Booksmart not only ticked that box but it also managed to restore my faith in friendships and the films Hollywood makes about them.
Actress Olivia Wilde (Rush/Cowboys & Aliens) steps away from the screen and into the director’s chair for Booksmart and what a belter of a first feature.
This teenage tale of two friends about to graduate may look familiar on first glance but this film bucks just about every cinematic stereotype this genre is inherently rife with, instead, one of those rare finds; fresh, fearless and funny as hell.
Our two best friends Amy (Kaitlyn Dever) and Molly (Beanie Feldstein) have worked their butts off all through High School with their eyes on the prize and in their books. Their final week before graduation, Ivy League college life beckoning, it very shockingly dawns on our girls that their blinkered approach to school has had its disadvantages. They don’t know how to party and they don’t really know their classmates. That kind of latent FOMO has a very profound effect on Amy and Molly and they decide to throw themselves into graduation party mode; and not just any party, THE coolest grad party in town. Sex, drugs and alcohol-fueled fish-out-of-water chaos ensues, just as you might expect.
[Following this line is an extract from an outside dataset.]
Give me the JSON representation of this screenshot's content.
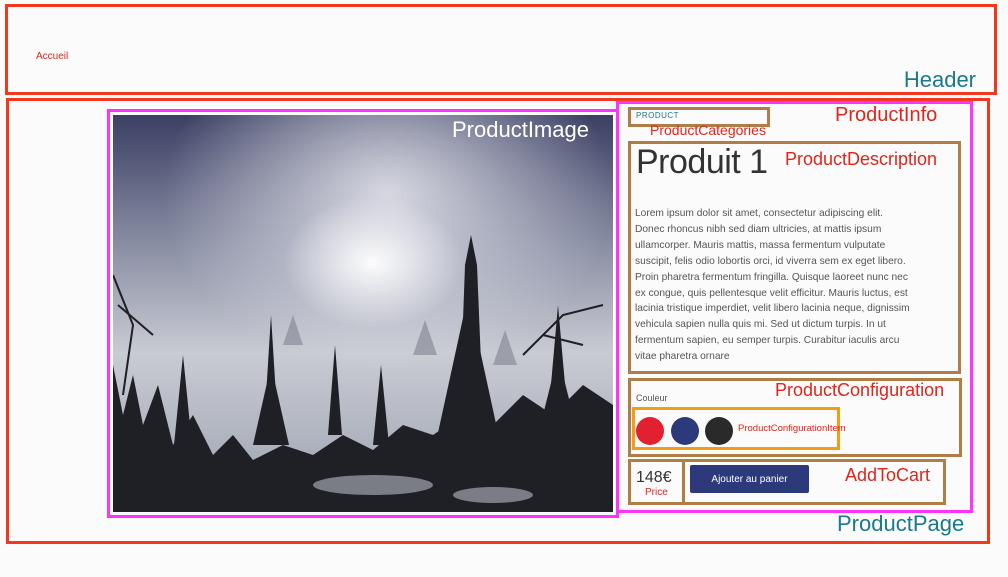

So far so cliched I hear you say? Don’t worry I felt the same way, right up until the point the movie started. It was just so immediately clear from the opening few frames that Booksmart was light years away from the cliche.
We are starting to see a real coming-of-age already with how Hollywood tells stories of diversity and inclusion, last year’s wonderful Love, Simon was one of those. Booksmart takes that idea and runs with it; this is not a story of Amy coming out as gay, she did that way before the opening credits rolled. This is instead the very real story of how hard it can be to make that first move and continue the many awkward moves after that, a landscape of physical and emotional challenges all teenagers must navigate regardless of their sexual preferences.
Infuse that with the comedy gold this territory is so rich with, driven by two lead actresses with tangible and entirely engaging chemistry and you get one of the most memorable and rewarding comedies of the year.
More than anything, what I was left with was the nourishing feeling that maybe, as a species, we're not doomed after all. After a steady diet of mean-spirited defeatist stories about how ghastly being a teenager is especially in this heightened age of social media bullying, what Booksmart showed me is that maybe the kids are alright. That the only way you can really push past the Status Updates and Instagram posts is to actually get to know the real person, and that maybe the kid you sat next to all year isn't who they wanted you to think they were after all. And what an awesome message that is for us all to see on the big screen.